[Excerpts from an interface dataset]
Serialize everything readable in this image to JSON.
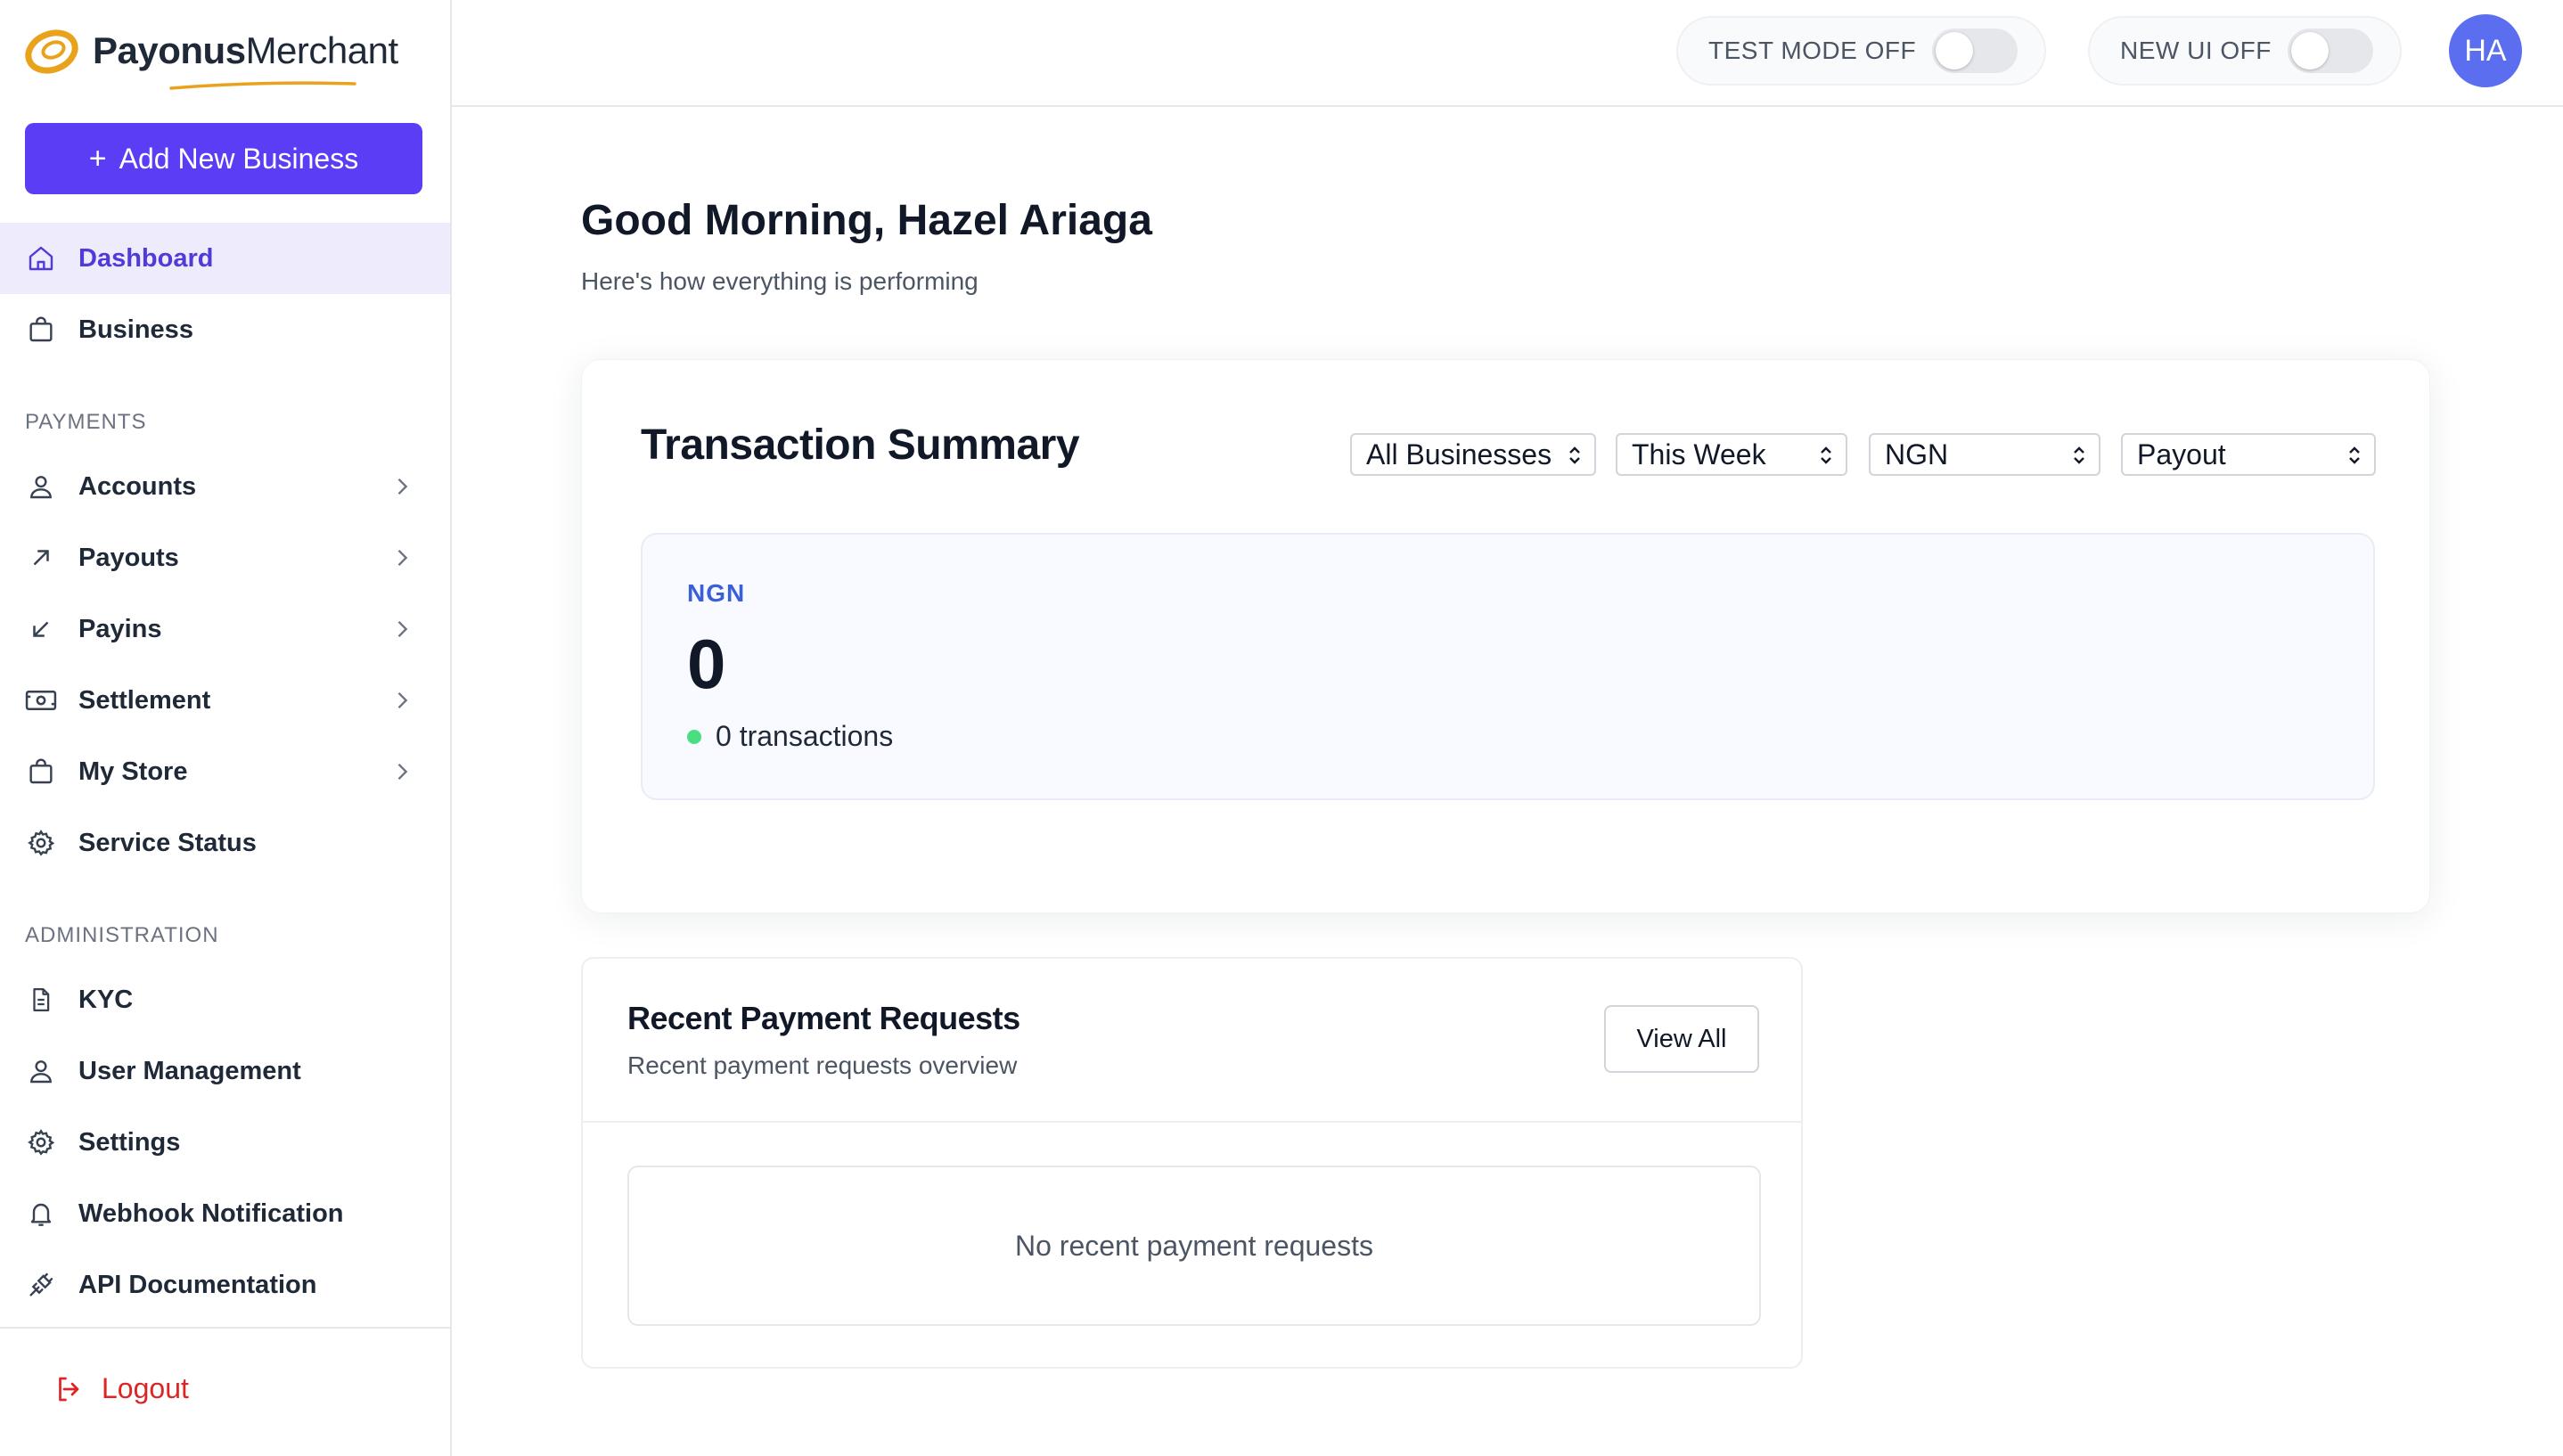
{
  "brand": {
    "name_bold": "Payonus",
    "name_regular": "Merchant",
    "accent": "#e9a21b"
  },
  "sidebar": {
    "add_button": "Add New Business",
    "add_button_icon": "+",
    "items_top": [
      {
        "label": "Dashboard",
        "icon": "home-icon",
        "active": true
      },
      {
        "label": "Business",
        "icon": "bag-icon"
      }
    ],
    "payments_label": "PAYMENTS",
    "payments": [
      {
        "label": "Accounts",
        "icon": "user-icon"
      },
      {
        "label": "Payouts",
        "icon": "arrow-up-right-icon"
      },
      {
        "label": "Payins",
        "icon": "arrow-down-left-icon"
      },
      {
        "label": "Settlement",
        "icon": "cash-icon"
      },
      {
        "label": "My Store",
        "icon": "bag-icon"
      },
      {
        "label": "Service Status",
        "icon": "gear-icon"
      }
    ],
    "admin_label": "ADMINISTRATION",
    "admin": [
      {
        "label": "KYC",
        "icon": "document-icon"
      },
      {
        "label": "User Management",
        "icon": "user-icon"
      },
      {
        "label": "Settings",
        "icon": "gear-icon"
      },
      {
        "label": "Webhook Notification",
        "icon": "bell-icon"
      },
      {
        "label": "API Documentation",
        "icon": "plug-icon"
      }
    ],
    "logout": "Logout"
  },
  "topbar": {
    "test_mode": "TEST MODE OFF",
    "new_ui": "NEW UI OFF",
    "avatar_initials": "HA"
  },
  "main": {
    "greeting": "Good Morning, Hazel Ariaga",
    "subtitle": "Here's how everything is performing",
    "summary": {
      "title": "Transaction Summary",
      "filters": {
        "business": "All Businesses",
        "period": "This Week",
        "currency": "NGN",
        "type": "Payout"
      },
      "currency_label": "NGN",
      "amount": "0",
      "transactions": "0 transactions"
    },
    "recent": {
      "title": "Recent Payment Requests",
      "subtitle": "Recent payment requests overview",
      "view_all": "View All",
      "empty": "No recent payment requests"
    }
  },
  "colors": {
    "primary": "#5b3df5",
    "active_bg": "#eeebfd",
    "active_text": "#4f3bd8",
    "danger": "#dc2626",
    "success": "#4ade80",
    "avatar": "#5b6ef0"
  }
}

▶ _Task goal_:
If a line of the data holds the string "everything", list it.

▶ _Response below_:
Serialize everything readable in this image to JSON.
    "subtitle": "Here's how everything is performing",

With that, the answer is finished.